## The problem
Look through the lines below; wherever the word "https" appears, copy that line.

## Dataset records

== == ==

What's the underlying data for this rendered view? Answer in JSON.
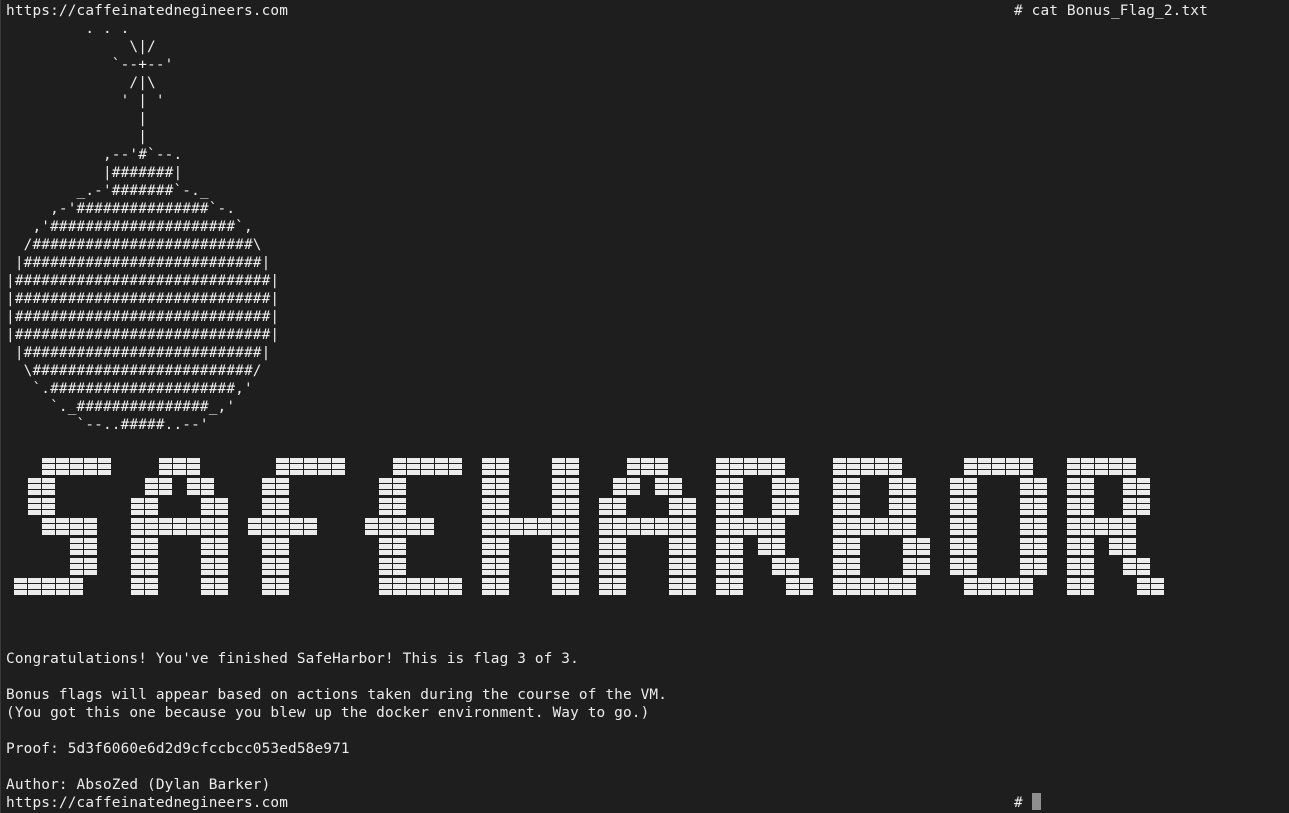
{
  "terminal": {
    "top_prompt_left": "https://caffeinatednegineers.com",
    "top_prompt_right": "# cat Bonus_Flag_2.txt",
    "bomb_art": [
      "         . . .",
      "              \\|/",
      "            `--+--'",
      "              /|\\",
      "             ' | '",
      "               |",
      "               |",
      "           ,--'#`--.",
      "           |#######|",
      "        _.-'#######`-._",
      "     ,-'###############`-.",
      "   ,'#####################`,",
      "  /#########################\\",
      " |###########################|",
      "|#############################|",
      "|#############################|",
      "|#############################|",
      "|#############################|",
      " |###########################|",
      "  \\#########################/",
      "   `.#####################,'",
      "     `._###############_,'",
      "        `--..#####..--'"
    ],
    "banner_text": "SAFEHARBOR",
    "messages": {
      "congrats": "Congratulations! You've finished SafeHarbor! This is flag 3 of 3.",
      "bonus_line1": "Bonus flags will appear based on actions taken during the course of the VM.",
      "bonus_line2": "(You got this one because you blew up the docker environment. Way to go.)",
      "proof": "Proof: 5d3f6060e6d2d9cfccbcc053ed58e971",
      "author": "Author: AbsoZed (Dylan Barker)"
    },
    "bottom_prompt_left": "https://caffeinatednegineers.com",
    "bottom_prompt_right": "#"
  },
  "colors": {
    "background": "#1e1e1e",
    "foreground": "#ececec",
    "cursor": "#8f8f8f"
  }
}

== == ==

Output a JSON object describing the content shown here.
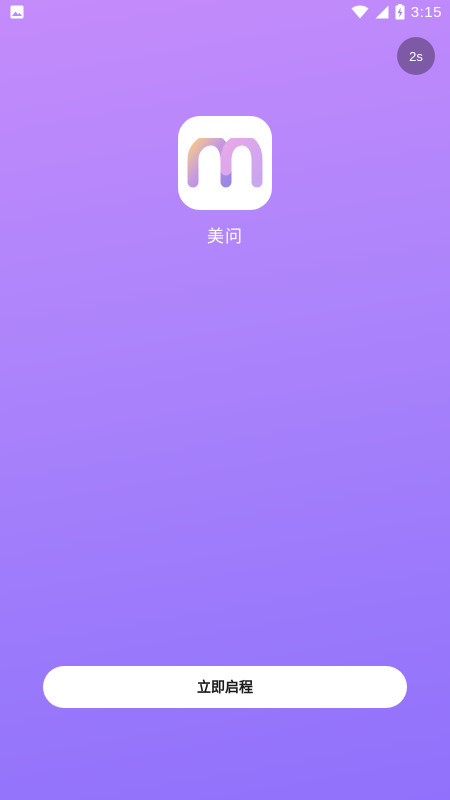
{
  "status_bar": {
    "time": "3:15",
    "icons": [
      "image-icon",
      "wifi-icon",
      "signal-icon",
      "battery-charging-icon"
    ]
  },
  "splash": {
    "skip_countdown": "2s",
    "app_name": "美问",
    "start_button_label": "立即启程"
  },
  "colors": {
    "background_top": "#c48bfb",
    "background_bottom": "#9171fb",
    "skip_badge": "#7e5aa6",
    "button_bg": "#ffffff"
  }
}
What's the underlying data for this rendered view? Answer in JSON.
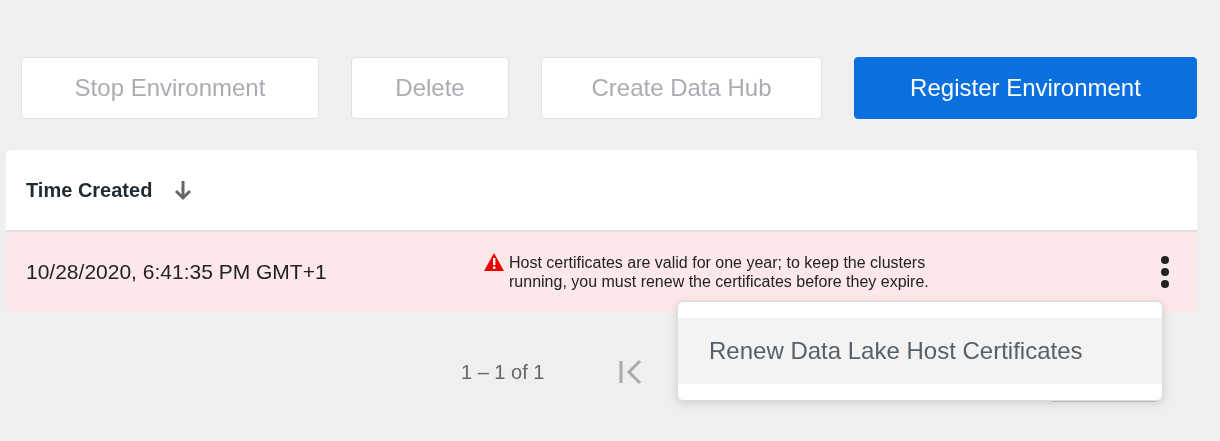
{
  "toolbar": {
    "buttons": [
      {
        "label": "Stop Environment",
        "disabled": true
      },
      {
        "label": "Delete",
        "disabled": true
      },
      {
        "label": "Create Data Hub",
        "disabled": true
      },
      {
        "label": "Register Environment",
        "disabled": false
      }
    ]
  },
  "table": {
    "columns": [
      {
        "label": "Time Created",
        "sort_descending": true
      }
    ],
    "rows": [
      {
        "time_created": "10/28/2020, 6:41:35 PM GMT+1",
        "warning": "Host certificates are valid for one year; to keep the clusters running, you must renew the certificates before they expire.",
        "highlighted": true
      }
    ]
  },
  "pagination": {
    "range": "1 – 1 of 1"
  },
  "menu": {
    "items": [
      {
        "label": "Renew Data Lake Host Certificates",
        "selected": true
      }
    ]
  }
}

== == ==

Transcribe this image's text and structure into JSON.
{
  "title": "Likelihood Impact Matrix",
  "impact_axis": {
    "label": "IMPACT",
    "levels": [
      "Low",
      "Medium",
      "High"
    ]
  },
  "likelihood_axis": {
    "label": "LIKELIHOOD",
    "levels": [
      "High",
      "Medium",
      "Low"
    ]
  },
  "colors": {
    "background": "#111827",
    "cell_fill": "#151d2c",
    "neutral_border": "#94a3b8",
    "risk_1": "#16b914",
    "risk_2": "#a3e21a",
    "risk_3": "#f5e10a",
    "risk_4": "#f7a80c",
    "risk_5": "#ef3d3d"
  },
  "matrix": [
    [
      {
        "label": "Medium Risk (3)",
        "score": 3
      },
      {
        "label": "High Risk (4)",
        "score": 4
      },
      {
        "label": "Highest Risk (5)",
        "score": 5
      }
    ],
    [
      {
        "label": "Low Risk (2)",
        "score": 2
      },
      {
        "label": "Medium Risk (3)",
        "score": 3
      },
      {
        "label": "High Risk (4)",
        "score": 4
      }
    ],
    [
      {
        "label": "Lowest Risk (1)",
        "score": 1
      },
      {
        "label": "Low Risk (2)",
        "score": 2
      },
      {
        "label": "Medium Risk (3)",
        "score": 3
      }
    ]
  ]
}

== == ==

## Your response
    "top_prompt_left": "https://caffeinatednegineers.com",
    "bottom_prompt_left": "https://caffeinatednegineers.com",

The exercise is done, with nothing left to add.